## Work to complete
Would you return the full listing exactly, with nothing altered?

◇ ◇ ◇ ◇ ◇ ◇ ◇

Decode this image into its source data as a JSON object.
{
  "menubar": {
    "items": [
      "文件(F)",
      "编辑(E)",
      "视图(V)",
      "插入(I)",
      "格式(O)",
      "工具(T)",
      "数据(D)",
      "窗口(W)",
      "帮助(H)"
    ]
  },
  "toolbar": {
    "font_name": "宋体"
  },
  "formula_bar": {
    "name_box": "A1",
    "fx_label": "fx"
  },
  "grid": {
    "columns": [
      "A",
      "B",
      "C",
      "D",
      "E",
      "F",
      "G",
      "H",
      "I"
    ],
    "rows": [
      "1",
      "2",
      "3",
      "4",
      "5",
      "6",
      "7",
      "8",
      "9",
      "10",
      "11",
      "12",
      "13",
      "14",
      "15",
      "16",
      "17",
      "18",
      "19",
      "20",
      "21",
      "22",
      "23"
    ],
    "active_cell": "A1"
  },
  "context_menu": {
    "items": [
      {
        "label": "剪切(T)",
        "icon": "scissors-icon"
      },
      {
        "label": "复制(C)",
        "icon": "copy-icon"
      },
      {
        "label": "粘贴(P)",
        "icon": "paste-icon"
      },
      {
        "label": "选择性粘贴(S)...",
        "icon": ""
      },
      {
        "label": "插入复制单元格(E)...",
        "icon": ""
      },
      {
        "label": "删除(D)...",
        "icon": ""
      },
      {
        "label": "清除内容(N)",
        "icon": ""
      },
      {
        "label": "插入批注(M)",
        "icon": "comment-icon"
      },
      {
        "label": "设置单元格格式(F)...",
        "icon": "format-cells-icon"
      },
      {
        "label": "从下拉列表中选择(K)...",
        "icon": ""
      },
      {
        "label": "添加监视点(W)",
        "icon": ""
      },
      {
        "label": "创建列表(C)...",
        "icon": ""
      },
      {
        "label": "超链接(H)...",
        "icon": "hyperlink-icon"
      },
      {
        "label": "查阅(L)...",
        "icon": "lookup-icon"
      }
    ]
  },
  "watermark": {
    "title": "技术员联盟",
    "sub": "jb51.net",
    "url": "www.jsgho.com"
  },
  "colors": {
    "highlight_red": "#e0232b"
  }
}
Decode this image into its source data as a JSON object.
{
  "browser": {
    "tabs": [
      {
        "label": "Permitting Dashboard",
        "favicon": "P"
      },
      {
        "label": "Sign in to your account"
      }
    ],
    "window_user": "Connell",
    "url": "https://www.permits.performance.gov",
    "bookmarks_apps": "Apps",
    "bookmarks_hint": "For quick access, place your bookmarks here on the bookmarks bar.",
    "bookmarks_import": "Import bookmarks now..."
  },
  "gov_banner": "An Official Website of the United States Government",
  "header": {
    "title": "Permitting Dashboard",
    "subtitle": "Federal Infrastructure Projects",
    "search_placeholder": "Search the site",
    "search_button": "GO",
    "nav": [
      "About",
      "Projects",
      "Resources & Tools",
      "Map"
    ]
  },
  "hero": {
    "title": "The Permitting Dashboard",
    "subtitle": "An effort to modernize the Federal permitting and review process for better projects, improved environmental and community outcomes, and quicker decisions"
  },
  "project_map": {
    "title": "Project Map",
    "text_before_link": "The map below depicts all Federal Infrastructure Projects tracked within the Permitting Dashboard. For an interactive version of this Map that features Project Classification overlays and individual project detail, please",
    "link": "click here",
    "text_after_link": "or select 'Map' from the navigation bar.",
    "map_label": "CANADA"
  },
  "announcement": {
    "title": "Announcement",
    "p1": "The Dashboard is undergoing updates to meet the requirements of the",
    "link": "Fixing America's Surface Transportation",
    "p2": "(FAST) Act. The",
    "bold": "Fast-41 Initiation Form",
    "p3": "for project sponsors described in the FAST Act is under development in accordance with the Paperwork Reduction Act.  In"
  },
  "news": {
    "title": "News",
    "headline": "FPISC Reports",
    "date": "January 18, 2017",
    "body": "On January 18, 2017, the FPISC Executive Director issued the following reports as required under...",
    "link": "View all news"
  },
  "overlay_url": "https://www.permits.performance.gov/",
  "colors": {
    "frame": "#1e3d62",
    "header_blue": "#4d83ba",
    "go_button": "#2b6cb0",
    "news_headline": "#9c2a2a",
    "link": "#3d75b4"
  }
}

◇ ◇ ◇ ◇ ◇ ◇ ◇

## Task response
Decode this image into its source data as a JSON object.
{
  "menubar": {
    "items": [
      "文件(F)",
      "编辑(E)",
      "视图(V)",
      "插入(I)",
      "格式(O)",
      "工具(T)",
      "数据(D)",
      "窗口(W)",
      "帮助(H)"
    ]
  },
  "toolbar": {
    "font_name": "宋体"
  },
  "formula_bar": {
    "name_box": "A1",
    "fx_label": "fx"
  },
  "grid": {
    "columns": [
      "A",
      "B",
      "C",
      "D",
      "E",
      "F",
      "G",
      "H",
      "I"
    ],
    "rows": [
      "1",
      "2",
      "3",
      "4",
      "5",
      "6",
      "7",
      "8",
      "9",
      "10",
      "11",
      "12",
      "13",
      "14",
      "15",
      "16",
      "17",
      "18",
      "19",
      "20",
      "21",
      "22",
      "23"
    ],
    "active_cell": "A1"
  },
  "context_menu": {
    "items": [
      {
        "label": "剪切(T)",
        "icon": "scissors-icon"
      },
      {
        "label": "复制(C)",
        "icon": "copy-icon"
      },
      {
        "label": "粘贴(P)",
        "icon": "paste-icon"
      },
      {
        "label": "选择性粘贴(S)...",
        "icon": ""
      },
      {
        "label": "插入复制单元格(E)...",
        "icon": ""
      },
      {
        "label": "删除(D)...",
        "icon": ""
      },
      {
        "label": "清除内容(N)",
        "icon": ""
      },
      {
        "label": "插入批注(M)",
        "icon": "comment-icon"
      },
      {
        "label": "设置单元格格式(F)...",
        "icon": "format-cells-icon"
      },
      {
        "label": "从下拉列表中选择(K)...",
        "icon": ""
      },
      {
        "label": "添加监视点(W)",
        "icon": ""
      },
      {
        "label": "创建列表(C)...",
        "icon": ""
      },
      {
        "label": "超链接(H)...",
        "icon": "hyperlink-icon"
      },
      {
        "label": "查阅(L)...",
        "icon": "lookup-icon"
      }
    ]
  },
  "watermark": {
    "title": "技术员联盟",
    "sub": "jb51.net",
    "url": "www.jsgho.com"
  },
  "colors": {
    "highlight_red": "#e0232b"
  }
}
Decode this image into its source data as a JSON object.
{
  "browser": {
    "tabs": [
      {
        "label": "Permitting Dashboard",
        "favicon": "P"
      },
      {
        "label": "Sign in to your account"
      }
    ],
    "window_user": "Connell",
    "url": "https://www.permits.performance.gov",
    "bookmarks_apps": "Apps",
    "bookmarks_hint": "For quick access, place your bookmarks here on the bookmarks bar.",
    "bookmarks_import": "Import bookmarks now..."
  },
  "gov_banner": "An Official Website of the United States Government",
  "header": {
    "title": "Permitting Dashboard",
    "subtitle": "Federal Infrastructure Projects",
    "search_placeholder": "Search the site",
    "search_button": "GO",
    "nav": [
      "About",
      "Projects",
      "Resources & Tools",
      "Map"
    ]
  },
  "hero": {
    "title": "The Permitting Dashboard",
    "subtitle": "An effort to modernize the Federal permitting and review process for better projects, improved environmental and community outcomes, and quicker decisions"
  },
  "project_map": {
    "title": "Project Map",
    "text_before_link": "The map below depicts all Federal Infrastructure Projects tracked within the Permitting Dashboard. For an interactive version of this Map that features Project Classification overlays and individual project detail, please",
    "link": "click here",
    "text_after_link": "or select 'Map' from the navigation bar.",
    "map_label": "CANADA"
  },
  "announcement": {
    "title": "Announcement",
    "p1": "The Dashboard is undergoing updates to meet the requirements of the",
    "link": "Fixing America's Surface Transportation",
    "p2": "(FAST) Act. The",
    "bold": "Fast-41 Initiation Form",
    "p3": "for project sponsors described in the FAST Act is under development in accordance with the Paperwork Reduction Act.  In"
  },
  "news": {
    "title": "News",
    "headline": "FPISC Reports",
    "date": "January 18, 2017",
    "body": "On January 18, 2017, the FPISC Executive Director issued the following reports as required under...",
    "link": "View all news"
  },
  "overlay_url": "https://www.permits.performance.gov/",
  "colors": {
    "frame": "#1e3d62",
    "header_blue": "#4d83ba",
    "go_button": "#2b6cb0",
    "news_headline": "#9c2a2a",
    "link": "#3d75b4"
  }
}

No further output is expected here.